"Once his parents are killed he doesn't seek revenge," Weldon tells NPR's Arun Rath. "That's what distinguishes a superhero from an action movie hero. He doesn't go out for revenge. It's not a vendetta, it's a crusade. He represents the idea of: 'This thing that happened to me? Never again.' "
On the introduction of Robin in 1940
When [Batman] first started back in 1939 he was a rip-off of The Shadow and he killed folks a lot — as many rip-offs of The Shadow did back then. But then very soon after he was introduced they lightened the mood considerably because they thought the violence was a bit too much for kids. So they introduced Robin.

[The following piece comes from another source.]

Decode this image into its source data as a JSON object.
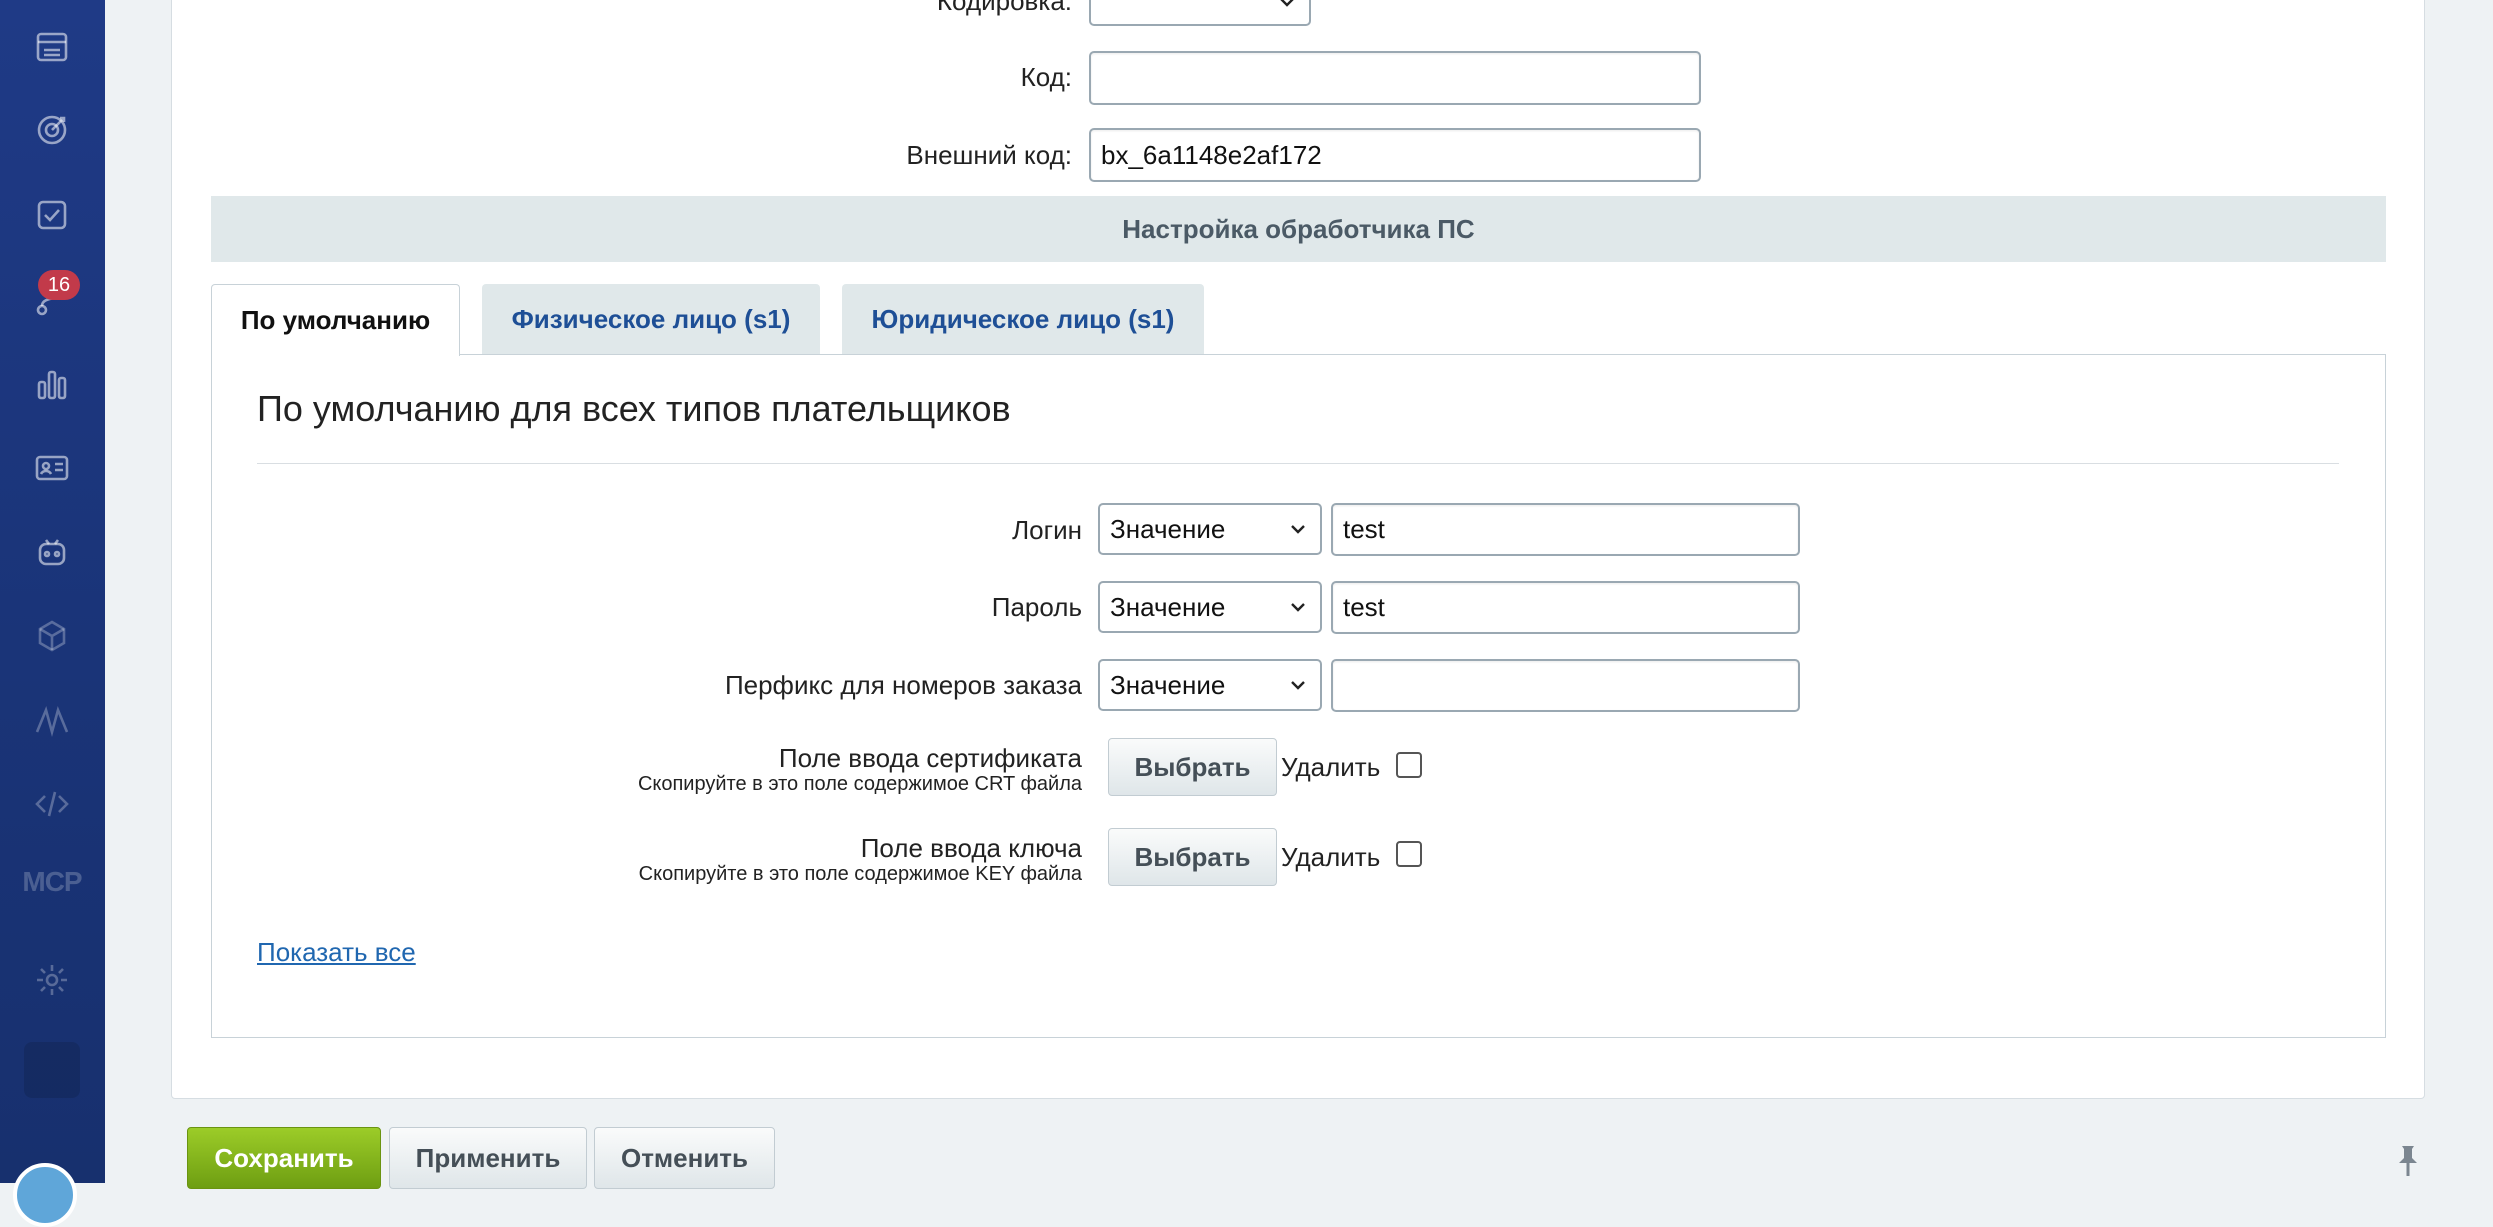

It was a smart move from a marketing sense because all of a sudden Batman had a partner that was the age of his average reader. ... It also made sense from an editorial perspective because now he had a Watson to talk to — because he was a detective, after all, and detectives need to explain their deductive reasoning.
On Batman being a "relatable" superhero
Batman is somebody who doesn't kill: [it] is the one line he will not cross, [it] is a core element of the character — has been for the last 74 years, if not the past 75. I talked to a lot of Batfans in writing the book and all of them tell me: The thing that makes Batman so cool for me, the reason I love this character so much, is that he's relatable.
On whether any particular iteration of Batman is responsible for his enduring appeal
If you talk to the editors and writers of the 1970s Batman comics, they were told that after the Batman television series, sales of Batman comics plummeted so much that they were in danger of being canceled. So that's why they came up with this idea of what we now would call "a reboot." Comics are now synonymous with the concept of a reboot, but back then, it really was the first and most important.
And if they hadn't said, "OK, we're going to take this in a different direction, we're going to make him obsessed like his readers are obsessed, we're going to turn him into a nerd," then it's very possible that we wouldn't still have this character.
Without Adam West making Batman into a fad, and without [comic book writer and editor] Denny O'Neil saying, "OK, let's take him back to basics," you don't get anything that comes after that. You don't have the Frank Miller Dark Knight, you don't get the Bruce Timm animated series Batman, you don't get Tim Burton, you don't get Joel Schumacher and you don't get Christopher Nolan.
On why Batman still resonates today
[It's] his story of someone who suffers a terrible tragedy and then overcomes it by working on himself, but also by putting himself in service of others — in saying: this terrible thing happened to me, and I'm going to do everything in my power to make sure it doesn't happen to others. That's an inspiring story. That will, that determination to say, I will do what I can to make the world a better place, not by getting revenge, but by seeking justice ... That's why he's still relevant 75 years after he was created.
In her first live radio interview ever, Pulitzer Prize winning author Anne Tyler joins Diane to talk about her 20th novel, "A Spool of Blue Thread."